PROBLEM REQUIREMENTS — Where the string "placeholder" appears in a line of the data, show that line.

DATA RECORDS —
-*-*-

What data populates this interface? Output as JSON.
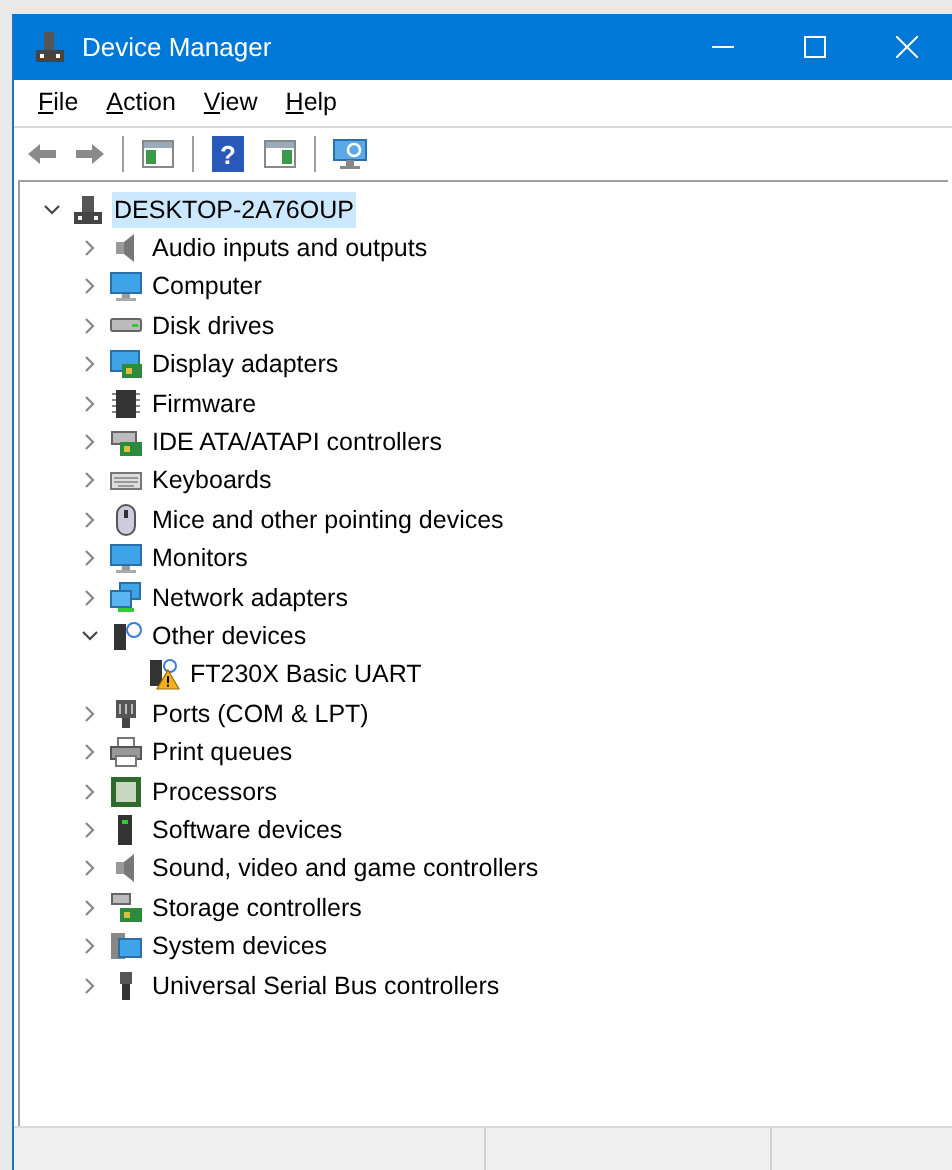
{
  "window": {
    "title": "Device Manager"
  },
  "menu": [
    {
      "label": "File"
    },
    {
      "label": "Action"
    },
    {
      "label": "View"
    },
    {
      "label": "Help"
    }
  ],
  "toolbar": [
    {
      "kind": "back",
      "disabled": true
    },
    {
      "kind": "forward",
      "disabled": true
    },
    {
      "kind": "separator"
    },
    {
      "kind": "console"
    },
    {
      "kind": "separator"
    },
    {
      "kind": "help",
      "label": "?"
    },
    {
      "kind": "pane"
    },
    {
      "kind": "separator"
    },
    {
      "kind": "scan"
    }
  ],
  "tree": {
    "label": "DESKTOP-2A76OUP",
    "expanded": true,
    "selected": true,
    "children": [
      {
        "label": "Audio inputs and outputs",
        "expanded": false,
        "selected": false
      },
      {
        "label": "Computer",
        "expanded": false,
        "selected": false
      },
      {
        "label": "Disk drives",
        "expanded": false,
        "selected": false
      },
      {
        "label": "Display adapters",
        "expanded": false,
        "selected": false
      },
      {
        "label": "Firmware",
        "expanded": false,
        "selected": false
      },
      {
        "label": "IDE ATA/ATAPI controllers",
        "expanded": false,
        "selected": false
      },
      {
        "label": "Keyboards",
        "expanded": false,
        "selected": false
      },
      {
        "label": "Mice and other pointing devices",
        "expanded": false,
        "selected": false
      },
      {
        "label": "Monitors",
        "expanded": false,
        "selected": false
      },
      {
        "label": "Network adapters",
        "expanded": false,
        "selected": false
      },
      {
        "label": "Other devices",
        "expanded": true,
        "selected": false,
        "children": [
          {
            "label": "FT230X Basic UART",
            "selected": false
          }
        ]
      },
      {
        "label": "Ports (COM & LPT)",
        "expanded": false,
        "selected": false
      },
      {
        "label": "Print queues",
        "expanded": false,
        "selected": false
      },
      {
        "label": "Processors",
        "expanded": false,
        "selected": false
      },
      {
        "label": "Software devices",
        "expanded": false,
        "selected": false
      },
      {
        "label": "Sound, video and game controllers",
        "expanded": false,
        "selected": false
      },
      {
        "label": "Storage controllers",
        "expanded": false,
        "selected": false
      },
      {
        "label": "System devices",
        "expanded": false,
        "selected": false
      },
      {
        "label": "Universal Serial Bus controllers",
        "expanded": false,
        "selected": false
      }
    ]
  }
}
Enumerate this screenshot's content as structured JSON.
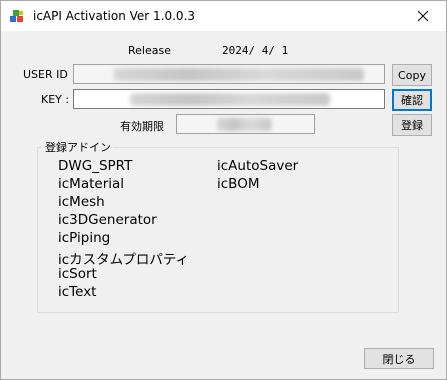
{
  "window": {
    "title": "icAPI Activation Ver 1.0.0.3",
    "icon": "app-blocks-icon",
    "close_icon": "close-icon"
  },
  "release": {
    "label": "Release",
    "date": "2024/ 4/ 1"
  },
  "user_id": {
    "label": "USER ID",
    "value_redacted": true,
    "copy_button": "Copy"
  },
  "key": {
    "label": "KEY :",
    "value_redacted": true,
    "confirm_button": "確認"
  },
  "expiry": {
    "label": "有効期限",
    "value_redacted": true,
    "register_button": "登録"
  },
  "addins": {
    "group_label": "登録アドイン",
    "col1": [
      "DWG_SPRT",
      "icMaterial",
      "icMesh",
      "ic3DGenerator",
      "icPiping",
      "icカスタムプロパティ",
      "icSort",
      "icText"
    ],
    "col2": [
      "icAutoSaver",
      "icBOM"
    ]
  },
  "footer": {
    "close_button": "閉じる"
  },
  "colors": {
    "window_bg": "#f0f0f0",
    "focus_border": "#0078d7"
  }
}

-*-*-

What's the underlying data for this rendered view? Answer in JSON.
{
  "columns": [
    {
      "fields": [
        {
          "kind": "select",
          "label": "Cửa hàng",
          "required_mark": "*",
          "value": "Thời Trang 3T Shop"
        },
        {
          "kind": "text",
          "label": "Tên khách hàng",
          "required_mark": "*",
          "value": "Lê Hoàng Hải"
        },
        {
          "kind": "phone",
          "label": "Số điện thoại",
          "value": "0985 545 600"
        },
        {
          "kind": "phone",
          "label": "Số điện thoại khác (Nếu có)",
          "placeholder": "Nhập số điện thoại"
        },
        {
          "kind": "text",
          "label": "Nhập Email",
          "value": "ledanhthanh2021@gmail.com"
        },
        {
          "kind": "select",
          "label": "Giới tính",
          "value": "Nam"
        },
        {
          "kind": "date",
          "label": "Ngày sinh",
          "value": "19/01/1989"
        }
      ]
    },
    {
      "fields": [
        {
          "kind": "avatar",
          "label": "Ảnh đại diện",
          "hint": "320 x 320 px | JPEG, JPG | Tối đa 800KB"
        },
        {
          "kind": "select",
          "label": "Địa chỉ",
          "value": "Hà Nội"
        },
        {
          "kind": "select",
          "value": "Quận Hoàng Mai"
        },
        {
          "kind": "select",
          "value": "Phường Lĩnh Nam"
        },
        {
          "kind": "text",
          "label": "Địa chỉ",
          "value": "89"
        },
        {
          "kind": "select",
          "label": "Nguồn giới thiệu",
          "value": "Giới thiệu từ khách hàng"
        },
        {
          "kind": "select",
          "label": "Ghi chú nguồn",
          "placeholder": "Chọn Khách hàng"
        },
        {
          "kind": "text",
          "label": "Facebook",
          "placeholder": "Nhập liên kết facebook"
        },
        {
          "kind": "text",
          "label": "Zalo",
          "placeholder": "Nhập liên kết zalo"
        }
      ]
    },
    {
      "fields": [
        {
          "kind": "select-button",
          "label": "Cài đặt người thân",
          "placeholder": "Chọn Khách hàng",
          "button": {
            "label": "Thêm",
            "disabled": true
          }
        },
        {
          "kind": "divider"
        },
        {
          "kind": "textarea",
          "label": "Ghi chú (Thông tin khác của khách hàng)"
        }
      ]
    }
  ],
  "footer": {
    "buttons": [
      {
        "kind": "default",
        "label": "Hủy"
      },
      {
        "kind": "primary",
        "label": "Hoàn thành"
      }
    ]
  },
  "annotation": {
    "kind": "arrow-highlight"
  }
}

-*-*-

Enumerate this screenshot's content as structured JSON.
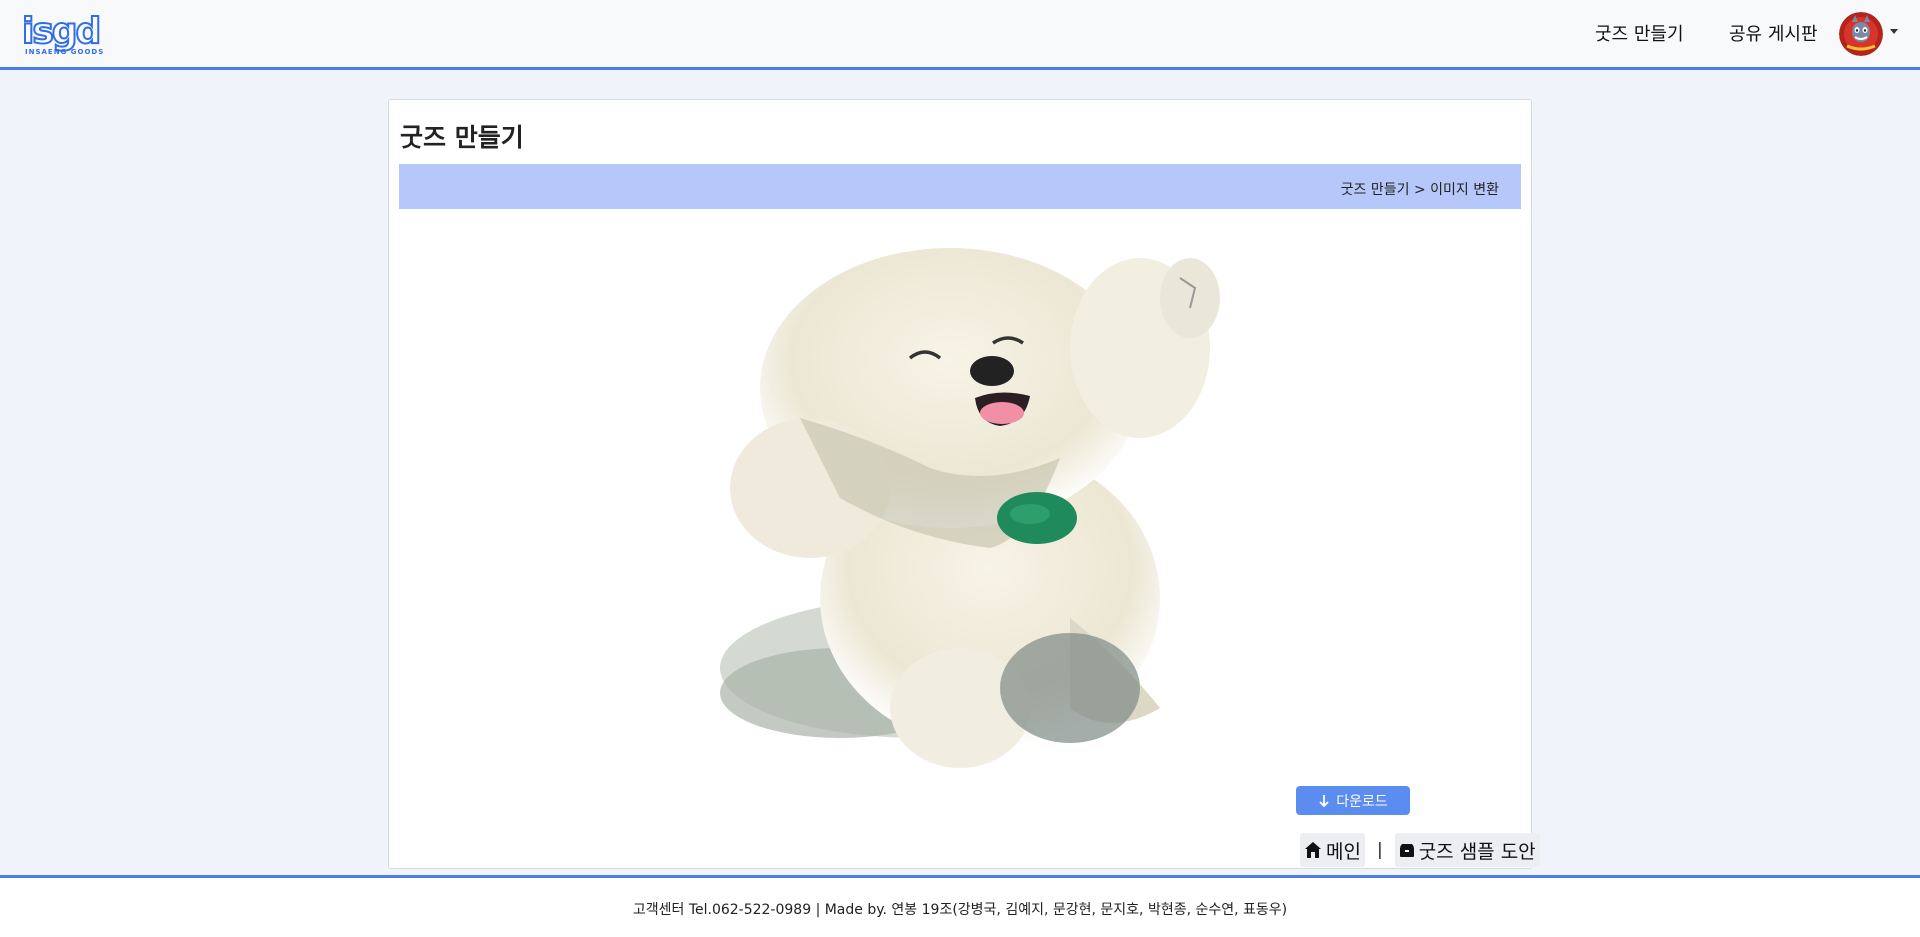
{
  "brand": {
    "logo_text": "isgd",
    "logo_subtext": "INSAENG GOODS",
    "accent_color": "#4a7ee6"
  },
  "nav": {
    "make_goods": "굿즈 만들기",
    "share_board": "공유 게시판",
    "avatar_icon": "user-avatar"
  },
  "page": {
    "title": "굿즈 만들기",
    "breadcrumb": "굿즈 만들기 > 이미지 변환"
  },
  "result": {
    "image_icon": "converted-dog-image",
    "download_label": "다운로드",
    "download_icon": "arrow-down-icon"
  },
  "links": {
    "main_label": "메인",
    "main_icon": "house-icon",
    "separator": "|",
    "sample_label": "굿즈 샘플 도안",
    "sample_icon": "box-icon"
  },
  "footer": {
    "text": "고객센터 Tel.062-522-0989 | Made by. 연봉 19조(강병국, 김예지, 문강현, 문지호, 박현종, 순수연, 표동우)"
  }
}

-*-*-

RESULT FOR THIS EXERCISE —
          "placeholder": "Nhập số điện thoại"
          "placeholder": "Chọn Khách hàng"
          "placeholder": "Nhập liên kết facebook"
          "placeholder": "Nhập liên kết zalo"
          "placeholder": "Chọn Khách hàng",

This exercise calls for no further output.